What to take on a traditional French picnic
PUBLISHED: 15:56 12 June 2017 | UPDATED: 16:40 14 June 2017
As you would expect the French take picnics very seriously. Find out what to pack in your hamper so you can enjoy a traditional French picnic too
The key to a French pique-nique is of course a good choice of bread. Choose a freshly baked baguette, picked up that morning from the boulangerie, or a flavoured bread like a fougasse – a Provençal flatbread flavoured with rosemary, olives or lardons. Sliced pain de campagne or pain aux céréales makes a good base (tartine) for a topping.

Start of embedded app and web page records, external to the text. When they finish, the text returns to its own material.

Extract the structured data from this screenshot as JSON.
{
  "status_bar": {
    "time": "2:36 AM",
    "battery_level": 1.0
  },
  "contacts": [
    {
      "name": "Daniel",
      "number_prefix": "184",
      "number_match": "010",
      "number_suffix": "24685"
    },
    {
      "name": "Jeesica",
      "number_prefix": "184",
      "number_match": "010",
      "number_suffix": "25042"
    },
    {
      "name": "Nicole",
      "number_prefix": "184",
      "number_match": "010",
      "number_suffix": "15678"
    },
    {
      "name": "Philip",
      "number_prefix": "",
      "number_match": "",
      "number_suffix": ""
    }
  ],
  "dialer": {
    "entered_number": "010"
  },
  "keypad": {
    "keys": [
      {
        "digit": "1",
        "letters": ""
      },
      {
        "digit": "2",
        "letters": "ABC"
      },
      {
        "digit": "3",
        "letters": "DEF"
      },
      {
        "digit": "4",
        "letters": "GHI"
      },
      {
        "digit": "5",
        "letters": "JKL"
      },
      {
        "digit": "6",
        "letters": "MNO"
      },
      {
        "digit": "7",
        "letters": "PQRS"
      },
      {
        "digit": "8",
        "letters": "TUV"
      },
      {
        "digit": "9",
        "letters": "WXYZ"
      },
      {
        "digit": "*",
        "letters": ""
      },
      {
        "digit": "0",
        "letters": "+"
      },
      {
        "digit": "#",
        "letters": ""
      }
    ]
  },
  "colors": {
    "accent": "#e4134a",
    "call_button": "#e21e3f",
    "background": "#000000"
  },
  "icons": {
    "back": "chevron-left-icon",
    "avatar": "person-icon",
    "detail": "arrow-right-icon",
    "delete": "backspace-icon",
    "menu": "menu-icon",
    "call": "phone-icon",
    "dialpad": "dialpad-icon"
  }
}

Pack plenty of cured meats – jambon, saucisson, rosette – which make tasty sandwiches, and some jars of terrines, rillettes and pâté to spread on slices of bread. The French love to crunch cornichons (gherkins) with those.
Cheese always makes excellent picnic supplies. Either break off chunks of hard cheese like Comté, Cantal, Abondance or Tome de Savoie to nibble on, or take a creamy, soft type to spread, like a chèvre frais (fresh goat’s cheese) or a blue cheese.
While the Brits have coleslaw, the French have their own take on grated raw veg. Carottes râpées – shredded carrot doused in a tangy vinaigrette – is a firm favourite which you might see eaten alongside remoulade, shredded celeriac in a creamy sauce. Tomatoes are eaten whole, like a fruit, and radishes are also crunched whole, sometimes with a little bit of butter.
A staple for the French lunch, quiche is a real people pleaser. Buttery pastry filled with an egg, cream, cheese and bacon mix, quiche lorraine can be eaten hot or cold so is a great addition to any French picnic.
Another great addition to a French picnic are savoury cakes, which the French simply call ‘cake’. A ham, sun-dried tomato and olive cake is one of the most popular.
The more elaborate French desserts are tricky to take in a hamper so opt for fresh fruit – grapes, figs, peaches, apricots, strawberries – and small cakes like madeleines or biscuits or even a tarte tatin, cooked the night before.
A French picnic wouldn’t be French without the odd bottle of wine. In the summer, you’ll often see families place bottles of rosé and white wine in the cooling waters of a stream running by their picnic spot.